> [DATASET RECORDS]:
━━━━━━━━━━━━━━━━

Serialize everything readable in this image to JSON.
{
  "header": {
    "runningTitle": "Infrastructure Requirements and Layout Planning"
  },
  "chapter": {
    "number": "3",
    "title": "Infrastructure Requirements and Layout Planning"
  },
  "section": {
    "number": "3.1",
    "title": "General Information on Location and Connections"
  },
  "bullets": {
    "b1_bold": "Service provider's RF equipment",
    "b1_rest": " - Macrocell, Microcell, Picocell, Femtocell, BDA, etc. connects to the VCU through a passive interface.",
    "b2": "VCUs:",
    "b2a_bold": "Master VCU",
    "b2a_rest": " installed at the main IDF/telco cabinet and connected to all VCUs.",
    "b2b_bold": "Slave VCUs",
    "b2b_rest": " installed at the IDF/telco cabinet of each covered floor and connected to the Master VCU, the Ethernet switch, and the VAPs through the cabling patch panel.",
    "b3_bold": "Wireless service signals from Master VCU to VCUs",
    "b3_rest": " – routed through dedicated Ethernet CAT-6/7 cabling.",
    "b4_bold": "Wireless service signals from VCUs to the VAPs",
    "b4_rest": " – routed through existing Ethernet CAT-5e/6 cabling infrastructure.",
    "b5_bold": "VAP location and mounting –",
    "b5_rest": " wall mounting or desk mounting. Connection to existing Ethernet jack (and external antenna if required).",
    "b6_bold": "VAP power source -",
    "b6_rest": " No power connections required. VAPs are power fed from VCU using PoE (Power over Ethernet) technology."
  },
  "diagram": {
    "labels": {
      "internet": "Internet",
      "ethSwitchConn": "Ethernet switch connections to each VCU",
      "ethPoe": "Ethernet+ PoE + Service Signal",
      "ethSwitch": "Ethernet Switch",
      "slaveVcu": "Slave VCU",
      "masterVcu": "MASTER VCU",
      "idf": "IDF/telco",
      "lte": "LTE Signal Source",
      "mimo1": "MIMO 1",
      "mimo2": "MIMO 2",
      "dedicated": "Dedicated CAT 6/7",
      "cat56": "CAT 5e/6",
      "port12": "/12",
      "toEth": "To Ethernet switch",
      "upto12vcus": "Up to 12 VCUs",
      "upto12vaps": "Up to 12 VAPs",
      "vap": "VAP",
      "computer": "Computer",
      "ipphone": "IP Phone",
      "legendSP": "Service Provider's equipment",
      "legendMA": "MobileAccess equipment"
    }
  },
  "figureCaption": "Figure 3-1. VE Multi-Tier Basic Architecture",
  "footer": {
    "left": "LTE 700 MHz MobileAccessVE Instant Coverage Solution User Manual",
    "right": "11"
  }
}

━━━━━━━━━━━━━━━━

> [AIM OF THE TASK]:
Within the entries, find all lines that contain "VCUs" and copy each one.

> [THE ANSWER]:
    "b2": "VCUs:",
    "b2a_rest": " installed at the main IDF/telco cabinet and connected to all VCUs.",
    "b2b_bold": "Slave VCUs",
    "b3_bold": "Wireless service signals from Master VCU to VCUs",
    "b4_bold": "Wireless service signals from VCUs to the VAPs",
      "upto12vcus": "Up to 12 VCUs",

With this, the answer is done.